There was always a parade which followed a short route to the memorial where there would be invocation and benediction, and Taps played, first at the small monument, then by a lucky and nervous high school trumpeter somewhere hidden and muffled. It was a sterling effect in the tiny village nestled in the heart of Southwest Pennsylvania, where Washington and Braddock fought, where the names of towns and streets recall British and French colonial heritage.
Just before Taps, a rifle salute was executed by the VFW, old men in navy caps with gold embroidery. These men made it home to march behind their banner and pay tribute to those either buried at the ancient cemetery on the hill overlooking the town, or lost, or buried in the land in which they fell.
Even then, there was a good war, one fought for freedom and humanity, and there were bad wars, merely fought. But I suspect, although I do not know, that those to whom we are obligated and indebted would quietly scoff at the notion.
This is my problem. I have little ability to rank death, or to decide which death is noble and which life is wasted. We are all ultimately redeemed or condemned, and it comes down to more than circumstance. Should we quantify the difference between a dead veteran who volunteered and one who was drafted? Do we really mean or want to do this?

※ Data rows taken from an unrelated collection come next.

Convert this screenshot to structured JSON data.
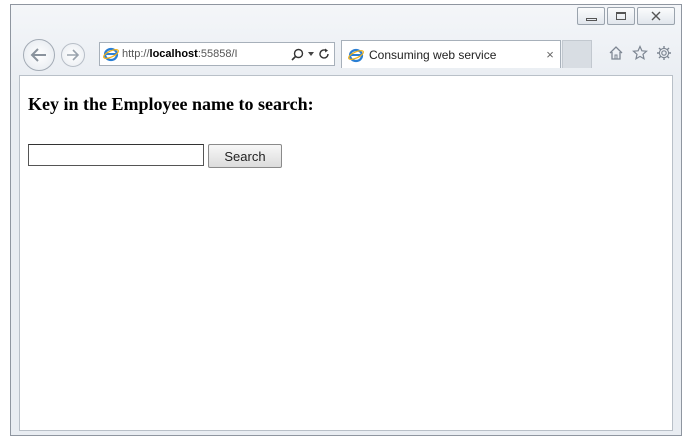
{
  "browser": {
    "address": {
      "prefix": "http://",
      "host": "localhost",
      "rest": ":55858/I"
    },
    "tab": {
      "title": "Consuming web service",
      "close_glyph": "×"
    },
    "icons": {
      "back": "back-arrow-icon",
      "forward": "forward-arrow-icon",
      "search": "search-icon",
      "refresh": "refresh-icon",
      "home": "home-icon",
      "favorites": "star-icon",
      "settings": "gear-icon"
    },
    "colors": {
      "ie_blue": "#2a7fd4",
      "ie_gold": "#f2b21a"
    }
  },
  "page": {
    "heading": "Key in the Employee name to search:",
    "search_input_value": "",
    "search_button_label": "Search"
  }
}
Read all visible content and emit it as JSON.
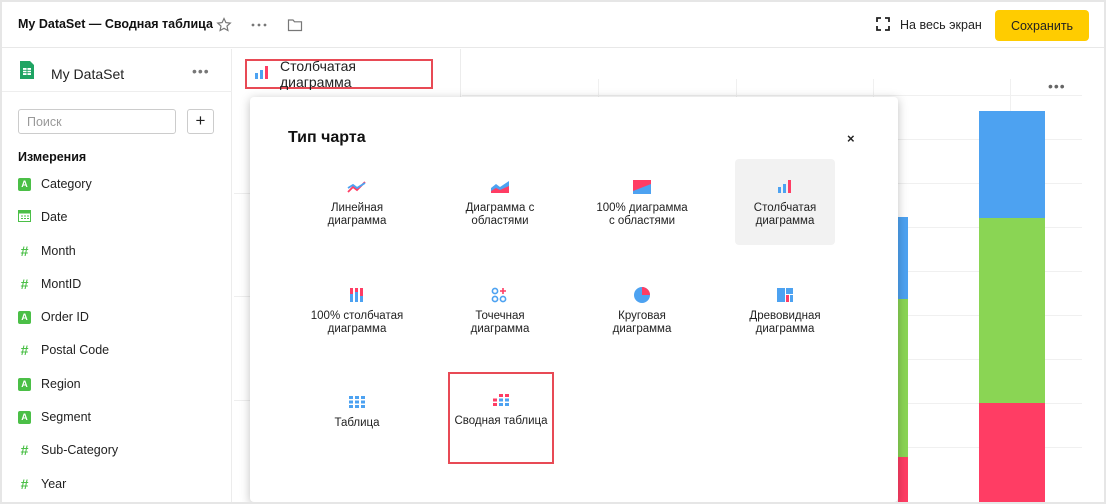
{
  "header": {
    "title": "My DataSet — Сводная таблица",
    "fullscreen_label": "На весь экран",
    "save_label": "Сохранить"
  },
  "sidebar": {
    "dataset_name": "My DataSet",
    "search_placeholder": "Поиск",
    "add_label": "+",
    "section_title": "Измерения",
    "fields": [
      {
        "name": "Category",
        "type": "string"
      },
      {
        "name": "Date",
        "type": "date"
      },
      {
        "name": "Month",
        "type": "number"
      },
      {
        "name": "MontID",
        "type": "number"
      },
      {
        "name": "Order ID",
        "type": "string"
      },
      {
        "name": "Postal Code",
        "type": "number"
      },
      {
        "name": "Region",
        "type": "string"
      },
      {
        "name": "Segment",
        "type": "string"
      },
      {
        "name": "Sub-Category",
        "type": "number"
      },
      {
        "name": "Year",
        "type": "number"
      }
    ]
  },
  "chart_type_selector": {
    "label": "Столбчатая диаграмма"
  },
  "modal": {
    "title": "Тип чарта",
    "close_label": "×",
    "types": [
      {
        "id": "line",
        "label": "Линейная диаграмма",
        "icon": "line-chart-icon"
      },
      {
        "id": "area",
        "label": "Диаграмма с областями",
        "icon": "area-chart-icon"
      },
      {
        "id": "area100",
        "label": "100% диаграмма с областями",
        "icon": "area100-chart-icon"
      },
      {
        "id": "column",
        "label": "Столбчатая диаграмма",
        "icon": "column-chart-icon",
        "selected": true
      },
      {
        "id": "column100",
        "label": "100% столбчатая диаграмма",
        "icon": "column100-chart-icon"
      },
      {
        "id": "scatter",
        "label": "Точечная диаграмма",
        "icon": "scatter-chart-icon"
      },
      {
        "id": "pie",
        "label": "Круговая диаграмма",
        "icon": "pie-chart-icon"
      },
      {
        "id": "treemap",
        "label": "Древовидная диаграмма",
        "icon": "treemap-chart-icon"
      },
      {
        "id": "table",
        "label": "Таблица",
        "icon": "table-icon"
      },
      {
        "id": "pivot",
        "label": "Сводная таблица",
        "icon": "pivot-table-icon",
        "highlighted": true
      }
    ]
  },
  "colors": {
    "accent_yellow": "#ffcc00",
    "highlight_red": "#e84a55",
    "field_green": "#4bbf47",
    "series_blue": "#4da2f1",
    "series_green": "#8ad554",
    "series_red": "#ff3d64"
  }
}
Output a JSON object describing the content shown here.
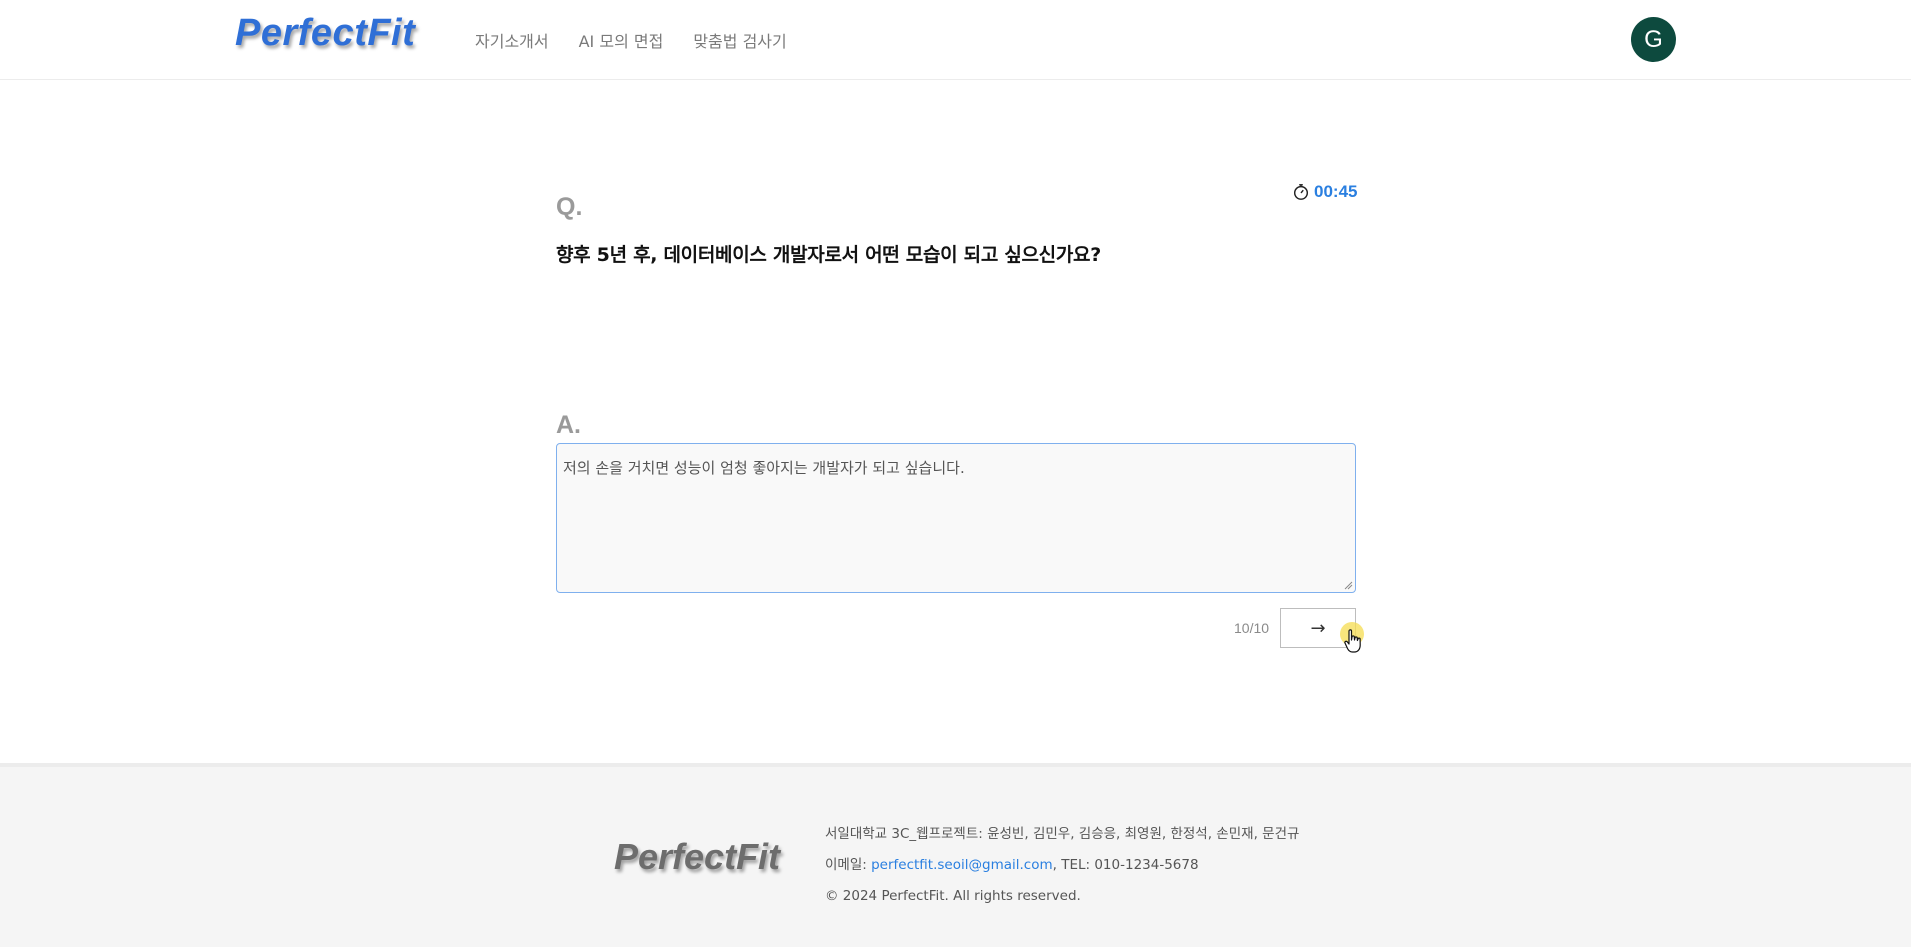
{
  "header": {
    "logo": "PerfectFit",
    "nav": [
      {
        "label": "자기소개서"
      },
      {
        "label": "AI 모의 면접"
      },
      {
        "label": "맞춤법 검사기"
      }
    ],
    "avatar_letter": "G"
  },
  "interview": {
    "q_label": "Q.",
    "timer": "00:45",
    "question": "향후 5년 후, 데이터베이스 개발자로서 어떤 모습이 되고 싶으신가요?",
    "a_label": "A.",
    "answer": "저의 손을 거치면 성능이 엄청 좋아지는 개발자가 되고 싶습니다.",
    "progress": "10/10",
    "next_label": "→"
  },
  "footer": {
    "logo": "PerfectFit",
    "credits": "서일대학교 3C_웹프로젝트: 윤성빈, 김민우, 김승응, 최영원, 한정석, 손민재, 문건규",
    "email_prefix": "이메일: ",
    "email": "perfectfit.seoil@gmail.com",
    "tel": ", TEL: 010-1234-5678",
    "copyright": "© 2024 PerfectFit. All rights reserved."
  },
  "colors": {
    "accent": "#2a7fe0",
    "logo_blue": "#2f6fd6",
    "avatar_bg": "#0d4a3e"
  },
  "icons": [
    "stopwatch-icon",
    "arrow-right-icon",
    "hand-pointer-icon"
  ]
}
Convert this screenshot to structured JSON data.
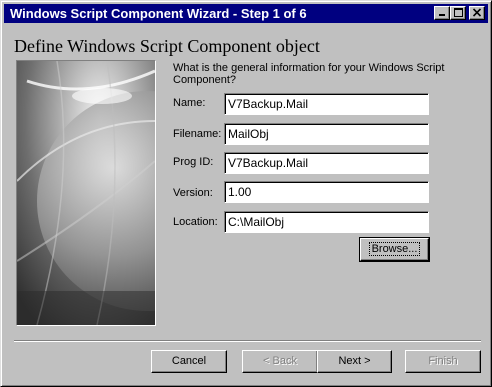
{
  "window": {
    "title": "Windows Script Component Wizard - Step 1 of 6",
    "controls": {
      "minimize_icon": "minimize-icon",
      "maximize_icon": "maximize-icon",
      "close_icon": "close-icon"
    }
  },
  "page": {
    "heading": "Define Windows Script Component object",
    "question": "What is the general information for your Windows Script Component?"
  },
  "form": {
    "fields": [
      {
        "label": "Name:",
        "value": "V7Backup.Mail"
      },
      {
        "label": "Filename:",
        "value": "MailObj"
      },
      {
        "label": "Prog ID:",
        "value": "V7Backup.Mail"
      },
      {
        "label": "Version:",
        "value": "1.00"
      },
      {
        "label": "Location:",
        "value": "C:\\MailObj"
      }
    ],
    "browse_label": "Browse..."
  },
  "buttons": {
    "cancel": "Cancel",
    "back": "< Back",
    "next": "Next >",
    "finish": "Finish"
  },
  "colors": {
    "titlebar": "#000080",
    "face": "#c0c0c0",
    "disabled_text": "#808080"
  }
}
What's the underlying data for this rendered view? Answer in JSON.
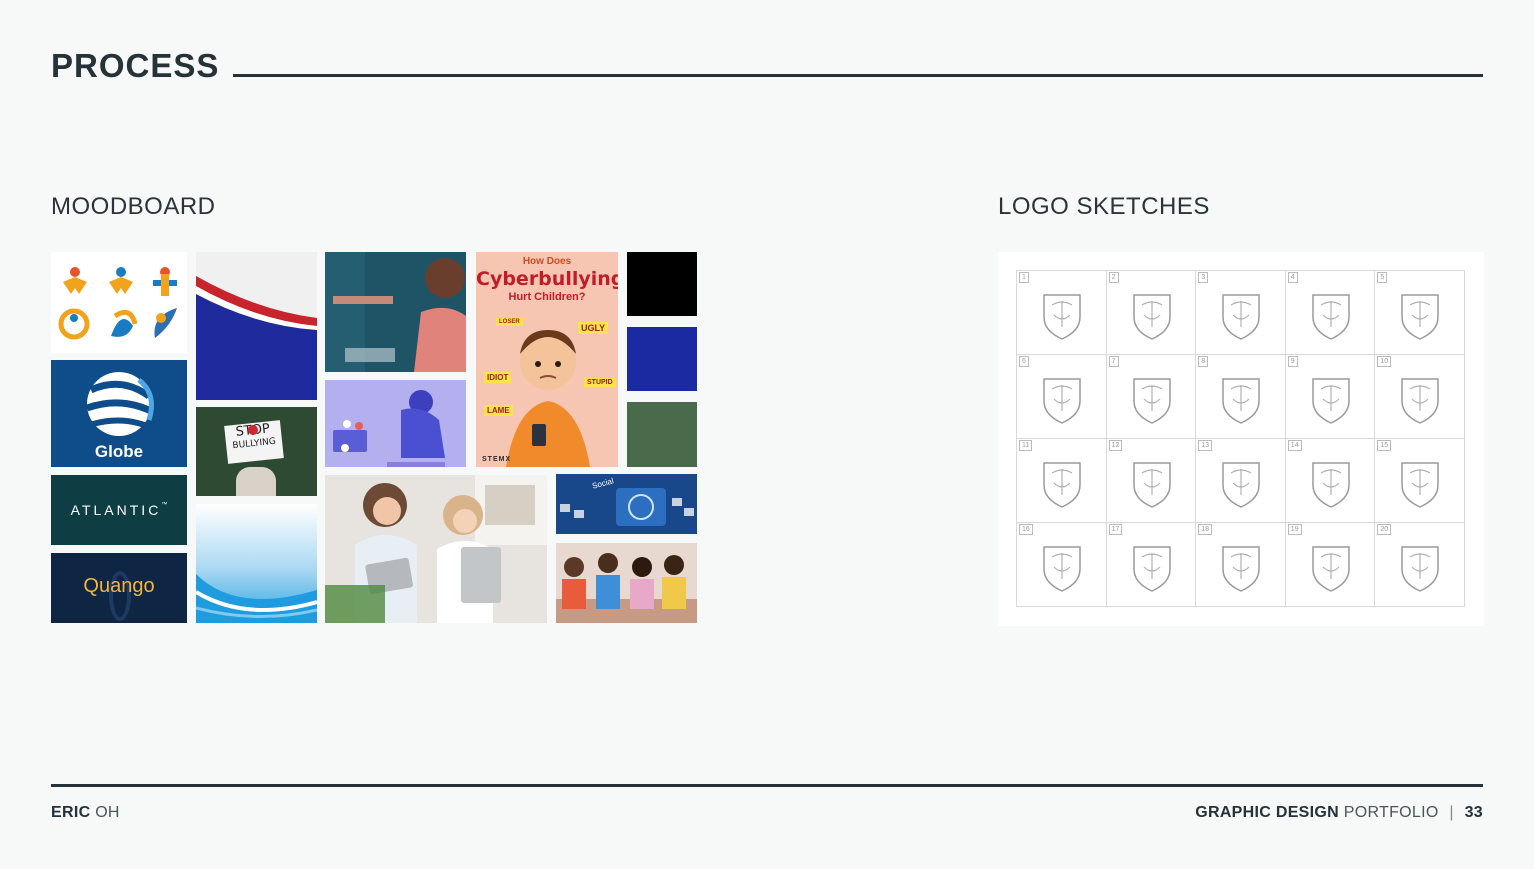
{
  "header": {
    "title": "PROCESS"
  },
  "moodboard": {
    "heading": "MOODBOARD",
    "logo_labels": {
      "globe": "Globe",
      "atlantic": "ATLANTIC",
      "atlantic_tm": "™",
      "quango": "Quango"
    },
    "stop_bullying_sign": {
      "line1": "STOP",
      "line2": "BULLYING"
    },
    "poster": {
      "line1": "How Does",
      "line2": "Cyberbullying",
      "line3": "Hurt Children?",
      "words": [
        "LOSER",
        "UGLY",
        "IDIOT",
        "STUPID",
        "LAME"
      ],
      "brand": "STEMX"
    },
    "social_tile_label": "Social",
    "swatches": [
      "#000000",
      "#1b2aa0",
      "#4a6b4b"
    ]
  },
  "logo_sketches": {
    "heading": "LOGO SKETCHES",
    "cell_numbers": [
      "1",
      "2",
      "3",
      "4",
      "5",
      "6",
      "7",
      "8",
      "9",
      "10",
      "11",
      "12",
      "13",
      "14",
      "15",
      "16",
      "17",
      "18",
      "19",
      "20"
    ]
  },
  "footer": {
    "author_first": "ERIC",
    "author_last": "OH",
    "portfolio_bold": "GRAPHIC DESIGN",
    "portfolio_light": "PORTFOLIO",
    "separator": "|",
    "page_number": "33"
  }
}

This can only lead to a separate and sickening calculus in which a listing of our dead is accounted in a cost-and-benefit analysis or weighed against the foe as in a box score.
Honoring our dead warriors reminds us that we live in a protective and indulgent society, where young people are habitually thrown to danger in foreign lands to protect domestic prerogatives. In the coming years, it is at least possible, though not certain, that we may all be called to fight, that our experience with war will be more personal. The safe distance between soldier and civilian will likely close, as we assumed it would after the attacks of 2001.
Not that this would make any difference. Humanity still has some ways to go until war becomes obsolete. The last thing we need is to allow ourselves to hide our eyes from this day, to avoid the casualty reports or pretend that there will not be more to memorialize next year. The next to the last thing we need is to convince ourselves that there is nothing to fight over, that fighting is never warranted. What we do need is to get in the fight, to enlist in heart, mind and deed and not leave it to our dead to justify our living.